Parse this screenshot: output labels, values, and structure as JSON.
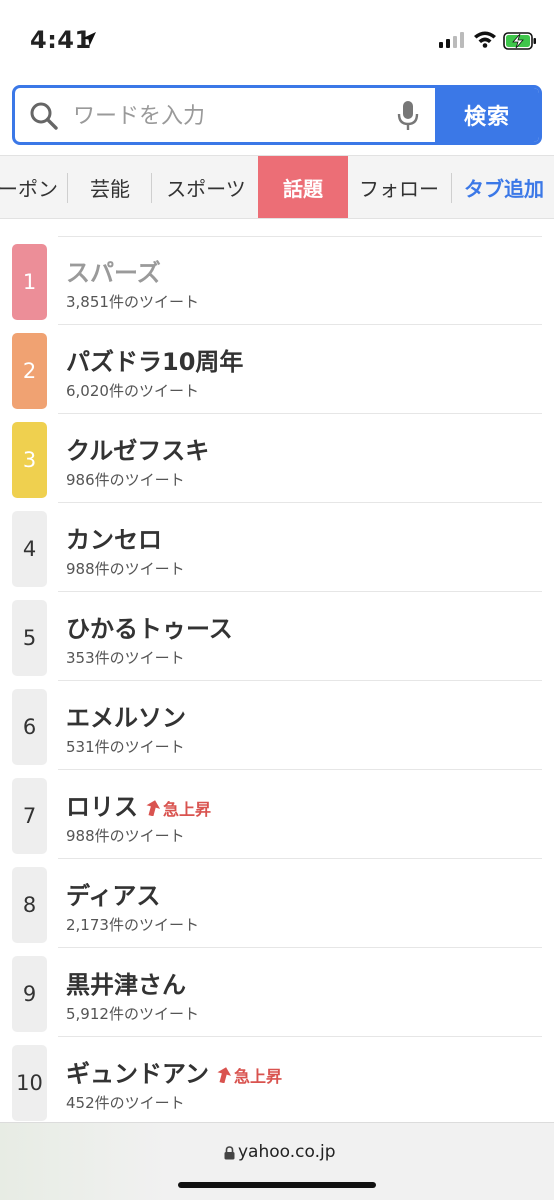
{
  "status": {
    "time": "4:41"
  },
  "search": {
    "placeholder": "ワードを入力",
    "button_label": "検索"
  },
  "tabs": [
    {
      "label": "ーポン"
    },
    {
      "label": "芸能"
    },
    {
      "label": "スポーツ"
    },
    {
      "label": "話題",
      "active": true
    },
    {
      "label": "フォロー"
    },
    {
      "label": "タブ追加"
    }
  ],
  "ranking": [
    {
      "rank": "1",
      "title": "スパーズ",
      "count": "3,851件のツイート"
    },
    {
      "rank": "2",
      "title": "パズドラ10周年",
      "count": "6,020件のツイート"
    },
    {
      "rank": "3",
      "title": "クルゼフスキ",
      "count": "986件のツイート"
    },
    {
      "rank": "4",
      "title": "カンセロ",
      "count": "988件のツイート"
    },
    {
      "rank": "5",
      "title": "ひかるトゥース",
      "count": "353件のツイート"
    },
    {
      "rank": "6",
      "title": "エメルソン",
      "count": "531件のツイート"
    },
    {
      "rank": "7",
      "title": "ロリス",
      "count": "988件のツイート",
      "badge": "急上昇"
    },
    {
      "rank": "8",
      "title": "ディアス",
      "count": "2,173件のツイート"
    },
    {
      "rank": "9",
      "title": "黒井津さん",
      "count": "5,912件のツイート"
    },
    {
      "rank": "10",
      "title": "ギュンドアン",
      "count": "452件のツイート",
      "badge": "急上昇"
    }
  ],
  "browser": {
    "url": "yahoo.co.jp"
  },
  "colors": {
    "accent": "#3b78e7",
    "active_tab": "#ec6e76",
    "rank1": "#ec8e98",
    "rank2": "#f0a272",
    "rank3": "#efd04f",
    "rising": "#d9534f"
  }
}
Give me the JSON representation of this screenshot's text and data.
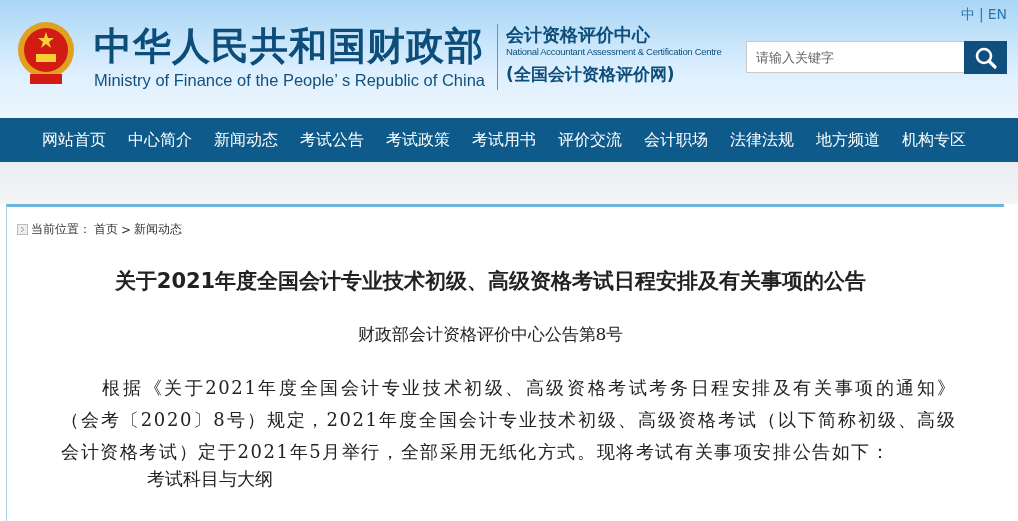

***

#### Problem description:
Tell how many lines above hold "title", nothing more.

#### Solved exercise:
10